  • Department of Medicine and Epidemiology, University of Pittsburgh Medical Center, Pittsburgh, PA.
  • Department of Internal Medicine, University of Utah Health Sciences Center, Salt Lake City, UT.
  • Institute of Biology and Medical Genetics, First Faculty of Medicine, Charles University, Prague, Czech Republic.

Interindividual differences in DNA repair systems may play a role in modulating the individual risk of developing colorectal cancer. To better ascertain the role of DNA repair gene polymorphisms on colon and rectal cancer risk individually, we evaluated 15,419 single nucleotide polymorphisms (SNPs) within 185 DNA repair genes using GWAS data from the Colon Cancer Family Registry (CCFR) and the Genetics and Epidemiology of Colorectal Cancer Consortium (GECCO), which included 8,178 colon cancer, 2,936 rectum cancer cases and 14,659 controls. Rs1800734 (in MLH1 gene) was associated with colon cancer risk (p-value = 3.5 × 10-6 ) and rs2189517 (in RAD51B) with rectal cancer risk (p-value = 5.7 × 10-6 ). The results had statistical significance close to the Bonferroni corrected p-value of 5.8 × 10-6 . Ninety-four SNPs were significantly associated with colorectal cancer risk after Binomial Sequential Goodness of Fit (BSGoF) procedure and confirmed the relevance of DNA mismatch repair (MMR) and homologous recombination pathways for colon and rectum cancer, respectively. Defects in MMR genes are known to be crucial for familial form of colorectal cancer but our findings suggest that specific genetic variations in MLH1 are important also in the individual predisposition to sporadic colon cancer.
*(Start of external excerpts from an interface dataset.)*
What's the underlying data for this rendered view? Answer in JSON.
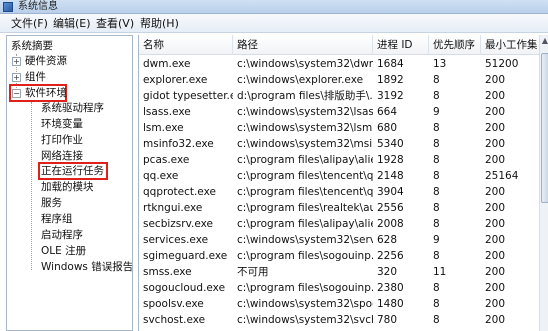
{
  "window": {
    "title": "系统信息"
  },
  "menubar": [
    {
      "label": "文件(F)"
    },
    {
      "label": "编辑(E)"
    },
    {
      "label": "查看(V)"
    },
    {
      "label": "帮助(H)"
    }
  ],
  "tree": {
    "root": "系统摘要",
    "items": [
      {
        "label": "硬件资源",
        "expander": "+"
      },
      {
        "label": "组件",
        "expander": "+"
      },
      {
        "label": "软件环境",
        "expander": "−"
      },
      {
        "label": "系统驱动程序"
      },
      {
        "label": "环境变量"
      },
      {
        "label": "打印作业"
      },
      {
        "label": "网络连接"
      },
      {
        "label": "正在运行任务"
      },
      {
        "label": "加载的模块"
      },
      {
        "label": "服务"
      },
      {
        "label": "程序组"
      },
      {
        "label": "启动程序"
      },
      {
        "label": "OLE 注册"
      },
      {
        "label": "Windows 错误报告"
      }
    ]
  },
  "table": {
    "columns": [
      "名称",
      "路径",
      "进程 ID",
      "优先顺序",
      "最小工作集"
    ],
    "rows": [
      [
        "dwm.exe",
        "c:\\windows\\system32\\dwm...",
        "1684",
        "13",
        "51200"
      ],
      [
        "explorer.exe",
        "c:\\windows\\explorer.exe",
        "1892",
        "8",
        "200"
      ],
      [
        "gidot typesetter.e...",
        "d:\\program files\\排版助手\\...",
        "3192",
        "8",
        "200"
      ],
      [
        "lsass.exe",
        "c:\\windows\\system32\\lsass...",
        "664",
        "9",
        "200"
      ],
      [
        "lsm.exe",
        "c:\\windows\\system32\\lsm.e...",
        "680",
        "8",
        "200"
      ],
      [
        "msinfo32.exe",
        "c:\\windows\\system32\\msin...",
        "5340",
        "8",
        "200"
      ],
      [
        "pcas.exe",
        "c:\\program files\\alipay\\alie...",
        "1928",
        "8",
        "200"
      ],
      [
        "qq.exe",
        "c:\\program files\\tencent\\q...",
        "2148",
        "8",
        "25164"
      ],
      [
        "qqprotect.exe",
        "c:\\program files\\tencent\\q...",
        "3904",
        "8",
        "200"
      ],
      [
        "rtkngui.exe",
        "c:\\program files\\realtek\\au...",
        "2556",
        "8",
        "200"
      ],
      [
        "secbizsrv.exe",
        "c:\\program files\\alipay\\alie...",
        "2008",
        "8",
        "200"
      ],
      [
        "services.exe",
        "c:\\windows\\system32\\servi...",
        "628",
        "9",
        "200"
      ],
      [
        "sgimeguard.exe",
        "c:\\program files\\sogouinp...",
        "2256",
        "8",
        "200"
      ],
      [
        "smss.exe",
        "不可用",
        "320",
        "11",
        "200"
      ],
      [
        "sogoucloud.exe",
        "c:\\program files\\sogouinp...",
        "2380",
        "8",
        "200"
      ],
      [
        "spoolsv.exe",
        "c:\\windows\\system32\\spoo...",
        "1480",
        "8",
        "200"
      ],
      [
        "svchost.exe",
        "c:\\windows\\system32\\svch...",
        "780",
        "8",
        "200"
      ]
    ]
  }
}
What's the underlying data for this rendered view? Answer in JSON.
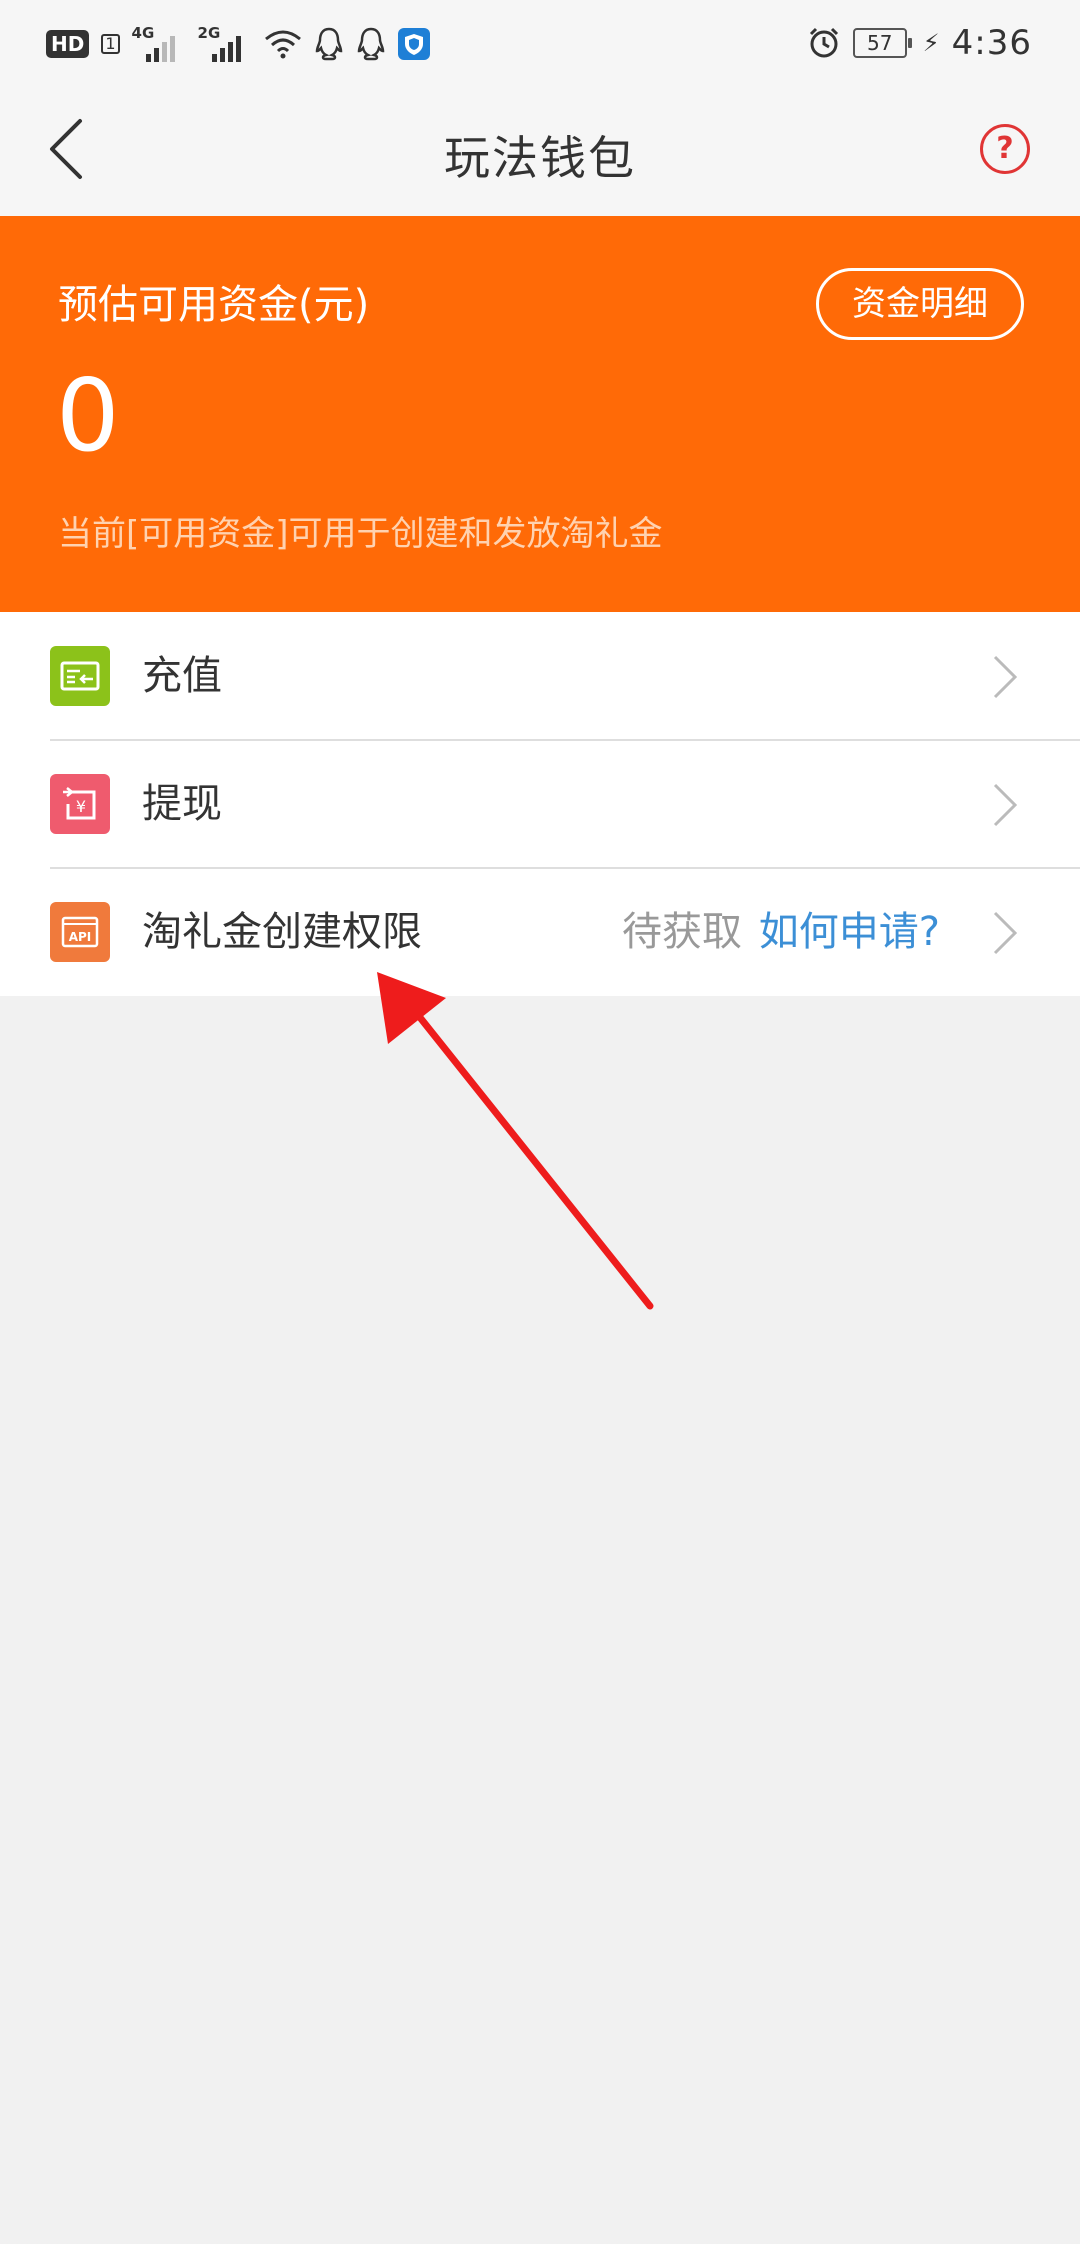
{
  "status_bar": {
    "hd": "HD",
    "sim": "1",
    "net1": "4G",
    "net2": "2G",
    "battery": "57",
    "time": "4:36"
  },
  "nav": {
    "title": "玩法钱包"
  },
  "balance": {
    "label": "预估可用资金(元)",
    "value": "0",
    "detail_button": "资金明细",
    "note": "当前[可用资金]可用于创建和发放淘礼金"
  },
  "menu": [
    {
      "label": "充值",
      "icon": "recharge-card-icon",
      "color": "#8cc21a"
    },
    {
      "label": "提现",
      "icon": "withdraw-yen-icon",
      "color": "#ef5b6e"
    },
    {
      "label": "淘礼金创建权限",
      "icon": "api-icon",
      "color": "#f07a3c",
      "status": "待获取",
      "link": "如何申请?"
    }
  ],
  "colors": {
    "accent": "#ff6a07",
    "link": "#3c8fd6",
    "help": "#e03535"
  }
}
Other SNPs associated with the risk of colon cancer (e.g., rs16906252 in MGMT) were found to affect mRNA expression levels in colon transverse and therefore working as possible cis-eQTL suggesting possible mechanisms of carcinogenesis.

Related CDAS Studies
Related CDAS Projects